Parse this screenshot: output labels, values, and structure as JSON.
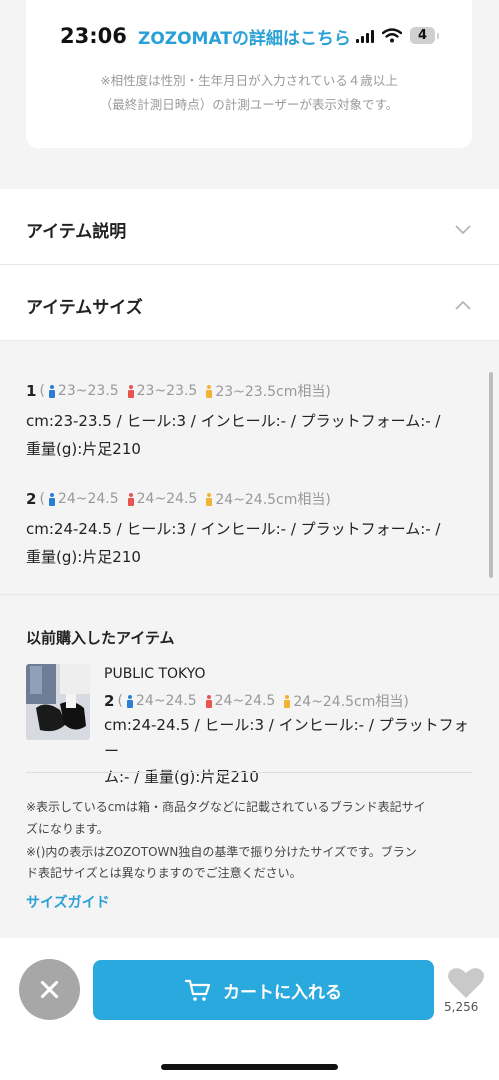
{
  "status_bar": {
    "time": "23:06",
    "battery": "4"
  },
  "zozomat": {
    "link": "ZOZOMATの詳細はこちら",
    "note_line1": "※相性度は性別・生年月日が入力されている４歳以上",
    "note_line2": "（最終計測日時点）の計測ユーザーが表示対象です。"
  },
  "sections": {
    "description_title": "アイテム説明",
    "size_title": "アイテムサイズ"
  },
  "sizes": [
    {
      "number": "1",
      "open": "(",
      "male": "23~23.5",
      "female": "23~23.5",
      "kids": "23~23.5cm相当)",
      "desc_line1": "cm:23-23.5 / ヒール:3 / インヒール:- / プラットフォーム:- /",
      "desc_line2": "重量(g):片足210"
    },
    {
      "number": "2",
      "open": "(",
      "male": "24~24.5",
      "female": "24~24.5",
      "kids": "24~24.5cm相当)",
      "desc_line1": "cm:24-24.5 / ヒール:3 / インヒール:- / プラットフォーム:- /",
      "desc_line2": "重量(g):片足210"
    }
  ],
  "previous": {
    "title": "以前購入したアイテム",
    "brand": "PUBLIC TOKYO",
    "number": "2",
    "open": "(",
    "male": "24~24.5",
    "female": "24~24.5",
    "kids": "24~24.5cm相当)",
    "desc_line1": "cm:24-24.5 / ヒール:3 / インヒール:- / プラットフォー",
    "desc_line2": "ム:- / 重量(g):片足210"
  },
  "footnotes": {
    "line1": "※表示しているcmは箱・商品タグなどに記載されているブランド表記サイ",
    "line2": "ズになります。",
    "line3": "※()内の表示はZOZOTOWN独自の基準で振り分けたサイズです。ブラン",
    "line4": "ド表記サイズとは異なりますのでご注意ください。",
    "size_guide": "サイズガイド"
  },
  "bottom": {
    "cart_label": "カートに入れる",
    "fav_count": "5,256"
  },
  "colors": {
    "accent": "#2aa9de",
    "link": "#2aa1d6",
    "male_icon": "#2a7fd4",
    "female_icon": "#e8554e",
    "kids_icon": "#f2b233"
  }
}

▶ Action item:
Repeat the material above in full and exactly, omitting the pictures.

▶ Task output:
Parse this screenshot: output labels, values, and structure as JSON.
{
  "status_bar": {
    "time": "23:06",
    "battery": "4"
  },
  "zozomat": {
    "link": "ZOZOMATの詳細はこちら",
    "note_line1": "※相性度は性別・生年月日が入力されている４歳以上",
    "note_line2": "（最終計測日時点）の計測ユーザーが表示対象です。"
  },
  "sections": {
    "description_title": "アイテム説明",
    "size_title": "アイテムサイズ"
  },
  "sizes": [
    {
      "number": "1",
      "open": "(",
      "male": "23~23.5",
      "female": "23~23.5",
      "kids": "23~23.5cm相当)",
      "desc_line1": "cm:23-23.5 / ヒール:3 / インヒール:- / プラットフォーム:- /",
      "desc_line2": "重量(g):片足210"
    },
    {
      "number": "2",
      "open": "(",
      "male": "24~24.5",
      "female": "24~24.5",
      "kids": "24~24.5cm相当)",
      "desc_line1": "cm:24-24.5 / ヒール:3 / インヒール:- / プラットフォーム:- /",
      "desc_line2": "重量(g):片足210"
    }
  ],
  "previous": {
    "title": "以前購入したアイテム",
    "brand": "PUBLIC TOKYO",
    "number": "2",
    "open": "(",
    "male": "24~24.5",
    "female": "24~24.5",
    "kids": "24~24.5cm相当)",
    "desc_line1": "cm:24-24.5 / ヒール:3 / インヒール:- / プラットフォー",
    "desc_line2": "ム:- / 重量(g):片足210"
  },
  "footnotes": {
    "line1": "※表示しているcmは箱・商品タグなどに記載されているブランド表記サイ",
    "line2": "ズになります。",
    "line3": "※()内の表示はZOZOTOWN独自の基準で振り分けたサイズです。ブラン",
    "line4": "ド表記サイズとは異なりますのでご注意ください。",
    "size_guide": "サイズガイド"
  },
  "bottom": {
    "cart_label": "カートに入れる",
    "fav_count": "5,256"
  },
  "colors": {
    "accent": "#2aa9de",
    "link": "#2aa1d6",
    "male_icon": "#2a7fd4",
    "female_icon": "#e8554e",
    "kids_icon": "#f2b233"
  }
}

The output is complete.